  • Reform plan seeks cashless society
  • E-payments could exceed $22bn in next four years

RIYADH: Saudi Arabia wants to achieve an e-payment target of 70 percent by 2030, a banking official told Arab News on Thursday, as the country moves toward becoming a cashless society.

Talat Hafiz, from the Media and Banking Awareness Committee for Saudi Banks, said online or cashless transactions were part of the Vision 2030 reform plan.

The Financial Sector Development Program (FSDP) was one of the initiatives to support the economic growth goals of Vision 2030, he added.

“Basically it is to transfer Saudi society from being heavily cash dependent in buying goods and services to a cashless society using digital and electronic payment,” he told Arab News. “One of the FSDP’s main targets is to increase and improve the percentage of non-cash utilization, from 18 percent in 2016 to 28 percent in 2020. However, the goal will increase of course with the target to 70 percent by 2030.”

Hafiz, in an Arab News column published earlier this month, said the Saudi Arabian Monetary Authority (SAMA) had been encouraging electronic payments and settlements in order to reduce the reliance on cash.

SAMA had introduced a number of e-payment systems in the last two decades to help consumers and institutions, he wrote, such as the Saudi Arabian Riyal Interbank Express and the online bill payment portal SADAD.

Earlier this week Apple Pay was launched in the Kingdom, joining the cashless roster of payment methods available to Saudi consumers.

A cashback service operated by credit card companies, where a percentage of the amount spent is paid back to the cardholder, was introduced last year in Saudi Arabia.

An illustration of how direct debit works, courtesy of the Saudi Arabian Monetary Authority (SAMA).

“All of these efforts collectively from the SAMA side are to reach the ambitious goal of the FSDP.”

Hafiz explained that e-payments saved time and effort and allowed people to access service and goods around-the-clock. 

“This is basically why SAMA is very active and now we see SAMA and the National Payment System are responsible and leading (the country) toward a cashless society by achieving the target set by 2030.”

Last February the Amazon-owned Payfort online payments service registered a new company in Saudi Arabia.

According to the “Payfort State of Payments 2017” report, Saudi Arabia and the UAE are the fastest growing markets in the region for electronic payments.

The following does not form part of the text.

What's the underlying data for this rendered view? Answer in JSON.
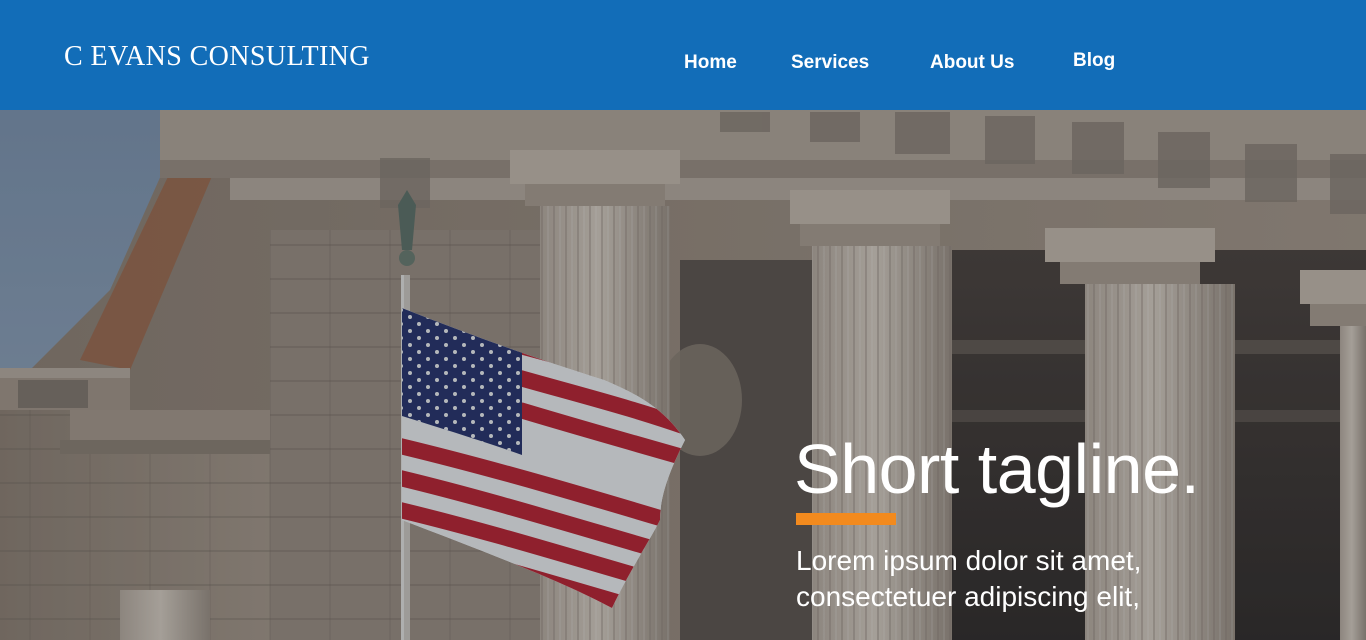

The report estimates that Saudi Arabia conducted $8.3 billion of payment transactions in 2016, showing 27 percent year-on-year growth.

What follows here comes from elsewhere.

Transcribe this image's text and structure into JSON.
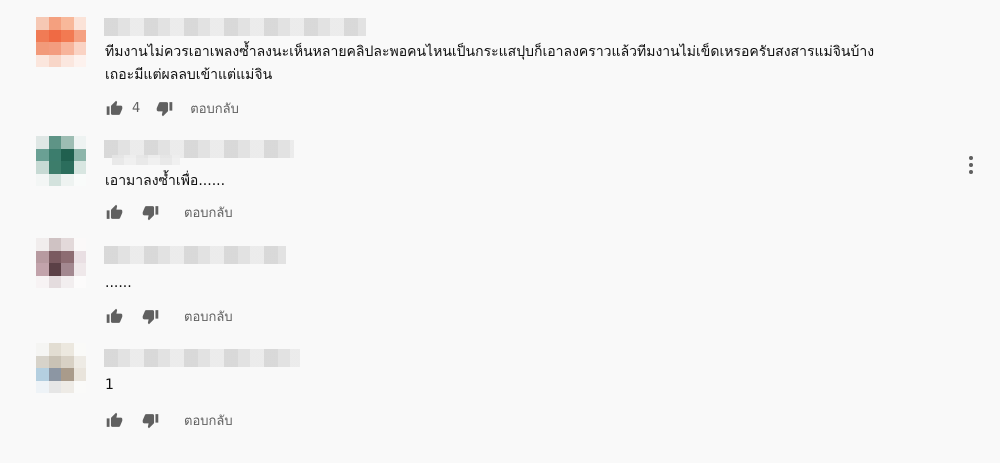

E-payments in the Kingdom are expected to double over the next four years to reach more than $22 billion, the report added.